**Directions**
If a line in the entries includes "調剤報酬担保ローン", show that line.

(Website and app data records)

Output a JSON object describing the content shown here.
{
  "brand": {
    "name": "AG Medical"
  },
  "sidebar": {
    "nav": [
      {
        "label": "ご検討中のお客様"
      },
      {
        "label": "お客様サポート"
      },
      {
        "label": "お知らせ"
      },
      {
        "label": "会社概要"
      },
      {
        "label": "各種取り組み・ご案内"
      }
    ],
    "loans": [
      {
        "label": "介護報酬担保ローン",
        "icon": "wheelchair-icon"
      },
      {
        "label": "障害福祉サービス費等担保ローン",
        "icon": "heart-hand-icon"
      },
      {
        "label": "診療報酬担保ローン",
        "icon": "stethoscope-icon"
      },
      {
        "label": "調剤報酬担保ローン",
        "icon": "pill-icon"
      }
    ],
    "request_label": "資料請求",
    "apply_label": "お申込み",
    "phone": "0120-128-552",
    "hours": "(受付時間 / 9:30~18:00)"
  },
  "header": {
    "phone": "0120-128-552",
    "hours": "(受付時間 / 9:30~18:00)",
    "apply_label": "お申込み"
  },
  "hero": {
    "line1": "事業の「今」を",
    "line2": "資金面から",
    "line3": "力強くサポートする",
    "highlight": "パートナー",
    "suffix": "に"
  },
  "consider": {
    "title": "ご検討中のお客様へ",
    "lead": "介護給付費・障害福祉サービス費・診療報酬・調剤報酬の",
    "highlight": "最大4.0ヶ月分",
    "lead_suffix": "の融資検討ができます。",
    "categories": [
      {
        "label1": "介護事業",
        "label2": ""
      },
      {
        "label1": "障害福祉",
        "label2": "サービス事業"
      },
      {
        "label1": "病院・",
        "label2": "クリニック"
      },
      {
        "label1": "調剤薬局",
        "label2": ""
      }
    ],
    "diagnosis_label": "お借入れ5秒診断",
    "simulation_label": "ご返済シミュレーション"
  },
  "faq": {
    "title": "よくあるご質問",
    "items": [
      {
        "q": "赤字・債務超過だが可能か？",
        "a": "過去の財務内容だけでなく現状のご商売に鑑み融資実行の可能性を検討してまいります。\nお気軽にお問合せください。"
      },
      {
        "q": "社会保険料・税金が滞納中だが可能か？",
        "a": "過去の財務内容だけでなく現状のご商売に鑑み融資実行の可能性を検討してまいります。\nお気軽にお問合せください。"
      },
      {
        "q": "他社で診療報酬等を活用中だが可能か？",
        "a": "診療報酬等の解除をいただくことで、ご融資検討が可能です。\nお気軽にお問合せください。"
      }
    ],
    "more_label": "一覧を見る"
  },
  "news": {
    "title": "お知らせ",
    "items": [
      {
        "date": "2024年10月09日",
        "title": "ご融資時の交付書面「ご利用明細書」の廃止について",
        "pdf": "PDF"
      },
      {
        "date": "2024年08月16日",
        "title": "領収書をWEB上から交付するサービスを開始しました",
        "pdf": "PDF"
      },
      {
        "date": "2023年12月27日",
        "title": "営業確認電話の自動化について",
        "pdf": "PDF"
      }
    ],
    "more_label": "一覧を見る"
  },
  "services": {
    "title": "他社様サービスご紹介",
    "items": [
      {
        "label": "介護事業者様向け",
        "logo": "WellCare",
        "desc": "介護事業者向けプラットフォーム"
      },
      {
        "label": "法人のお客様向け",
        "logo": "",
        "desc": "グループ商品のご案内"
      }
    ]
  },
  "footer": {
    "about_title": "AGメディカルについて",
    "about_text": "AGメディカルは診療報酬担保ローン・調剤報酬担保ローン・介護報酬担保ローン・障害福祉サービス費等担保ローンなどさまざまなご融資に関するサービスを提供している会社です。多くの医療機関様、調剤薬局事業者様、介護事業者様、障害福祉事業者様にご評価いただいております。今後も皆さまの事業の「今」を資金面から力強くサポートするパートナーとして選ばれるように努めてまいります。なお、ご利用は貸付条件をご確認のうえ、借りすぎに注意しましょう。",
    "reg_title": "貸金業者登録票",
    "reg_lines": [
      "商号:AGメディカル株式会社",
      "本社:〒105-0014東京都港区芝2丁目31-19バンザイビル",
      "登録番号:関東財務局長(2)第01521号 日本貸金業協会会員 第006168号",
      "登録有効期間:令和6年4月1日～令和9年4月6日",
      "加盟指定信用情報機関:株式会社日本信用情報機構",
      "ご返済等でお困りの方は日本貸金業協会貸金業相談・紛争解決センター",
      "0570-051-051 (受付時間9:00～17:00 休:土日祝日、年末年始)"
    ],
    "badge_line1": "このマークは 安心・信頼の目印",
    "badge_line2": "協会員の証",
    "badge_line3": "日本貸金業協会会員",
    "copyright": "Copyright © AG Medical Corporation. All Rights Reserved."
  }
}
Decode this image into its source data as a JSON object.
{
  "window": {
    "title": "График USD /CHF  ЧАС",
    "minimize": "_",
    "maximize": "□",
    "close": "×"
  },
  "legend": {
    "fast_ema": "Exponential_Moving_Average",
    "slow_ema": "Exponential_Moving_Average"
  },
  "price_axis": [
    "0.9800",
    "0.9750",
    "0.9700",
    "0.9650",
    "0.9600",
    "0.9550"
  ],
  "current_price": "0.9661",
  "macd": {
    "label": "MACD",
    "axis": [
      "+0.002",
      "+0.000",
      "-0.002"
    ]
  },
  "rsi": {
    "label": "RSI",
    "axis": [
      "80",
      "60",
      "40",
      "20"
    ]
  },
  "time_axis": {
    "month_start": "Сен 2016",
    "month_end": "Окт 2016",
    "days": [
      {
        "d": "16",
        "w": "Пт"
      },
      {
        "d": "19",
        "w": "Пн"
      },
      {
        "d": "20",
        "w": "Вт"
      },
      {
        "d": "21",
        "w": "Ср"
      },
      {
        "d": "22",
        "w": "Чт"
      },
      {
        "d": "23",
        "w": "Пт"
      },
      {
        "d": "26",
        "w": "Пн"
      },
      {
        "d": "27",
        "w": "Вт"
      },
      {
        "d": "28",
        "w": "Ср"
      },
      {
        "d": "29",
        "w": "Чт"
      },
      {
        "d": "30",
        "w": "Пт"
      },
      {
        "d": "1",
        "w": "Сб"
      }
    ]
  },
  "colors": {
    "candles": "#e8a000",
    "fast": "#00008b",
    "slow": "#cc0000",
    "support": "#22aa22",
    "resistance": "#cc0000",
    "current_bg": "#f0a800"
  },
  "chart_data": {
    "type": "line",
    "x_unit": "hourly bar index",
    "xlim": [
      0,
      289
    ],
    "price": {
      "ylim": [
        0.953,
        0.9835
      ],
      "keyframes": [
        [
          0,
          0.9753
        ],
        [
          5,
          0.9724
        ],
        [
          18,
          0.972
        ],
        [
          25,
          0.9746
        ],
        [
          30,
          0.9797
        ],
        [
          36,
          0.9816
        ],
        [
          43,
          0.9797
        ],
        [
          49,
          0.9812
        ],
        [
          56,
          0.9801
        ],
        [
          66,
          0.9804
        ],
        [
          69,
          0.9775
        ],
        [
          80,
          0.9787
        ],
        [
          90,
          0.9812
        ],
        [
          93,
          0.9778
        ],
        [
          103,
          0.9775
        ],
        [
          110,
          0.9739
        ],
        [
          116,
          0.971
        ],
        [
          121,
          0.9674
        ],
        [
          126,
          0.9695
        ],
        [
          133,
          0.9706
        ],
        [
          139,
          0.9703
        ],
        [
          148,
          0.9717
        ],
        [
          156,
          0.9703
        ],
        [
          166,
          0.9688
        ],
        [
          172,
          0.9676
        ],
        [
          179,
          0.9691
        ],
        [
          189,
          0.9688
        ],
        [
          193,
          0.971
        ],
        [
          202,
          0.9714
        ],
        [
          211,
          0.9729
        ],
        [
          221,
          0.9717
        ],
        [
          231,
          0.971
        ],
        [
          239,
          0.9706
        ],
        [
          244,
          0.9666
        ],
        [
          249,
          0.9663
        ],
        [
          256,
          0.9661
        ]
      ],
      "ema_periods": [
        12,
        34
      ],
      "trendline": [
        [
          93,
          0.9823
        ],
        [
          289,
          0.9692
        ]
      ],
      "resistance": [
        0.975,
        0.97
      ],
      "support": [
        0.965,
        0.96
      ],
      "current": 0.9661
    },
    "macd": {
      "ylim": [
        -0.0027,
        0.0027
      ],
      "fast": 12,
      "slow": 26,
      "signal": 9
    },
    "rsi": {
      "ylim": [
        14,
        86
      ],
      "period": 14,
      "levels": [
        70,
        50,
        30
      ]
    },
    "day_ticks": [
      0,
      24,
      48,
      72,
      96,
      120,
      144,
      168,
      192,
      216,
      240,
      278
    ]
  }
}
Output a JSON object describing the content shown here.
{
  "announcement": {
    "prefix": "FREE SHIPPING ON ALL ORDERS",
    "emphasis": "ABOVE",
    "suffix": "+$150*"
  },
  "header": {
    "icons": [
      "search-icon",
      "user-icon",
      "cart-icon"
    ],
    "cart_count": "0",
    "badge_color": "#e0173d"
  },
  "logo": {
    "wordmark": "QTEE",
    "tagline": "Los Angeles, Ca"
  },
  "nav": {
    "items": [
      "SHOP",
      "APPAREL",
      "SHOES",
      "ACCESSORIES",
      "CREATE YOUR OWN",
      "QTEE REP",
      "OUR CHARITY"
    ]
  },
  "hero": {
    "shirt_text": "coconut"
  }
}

**Exercise answer**
        "label": "調剤報酬担保ローン",
    "about_text": "AGメディカルは診療報酬担保ローン・調剤報酬担保ローン・介護報酬担保ローン・障害福祉サービス費等担保ローンなどさまざまなご融資に関するサービスを提供している会社です。多くの医療機関様、調剤薬局事業者様、介護事業者様、障害福祉事業者様にご評価いただいております。今後も皆さまの事業の「今」を資金面から力強くサポートするパートナーとして選ばれるように努めてまいります。なお、ご利用は貸付条件をご確認のうえ、借りすぎに注意しましょう。",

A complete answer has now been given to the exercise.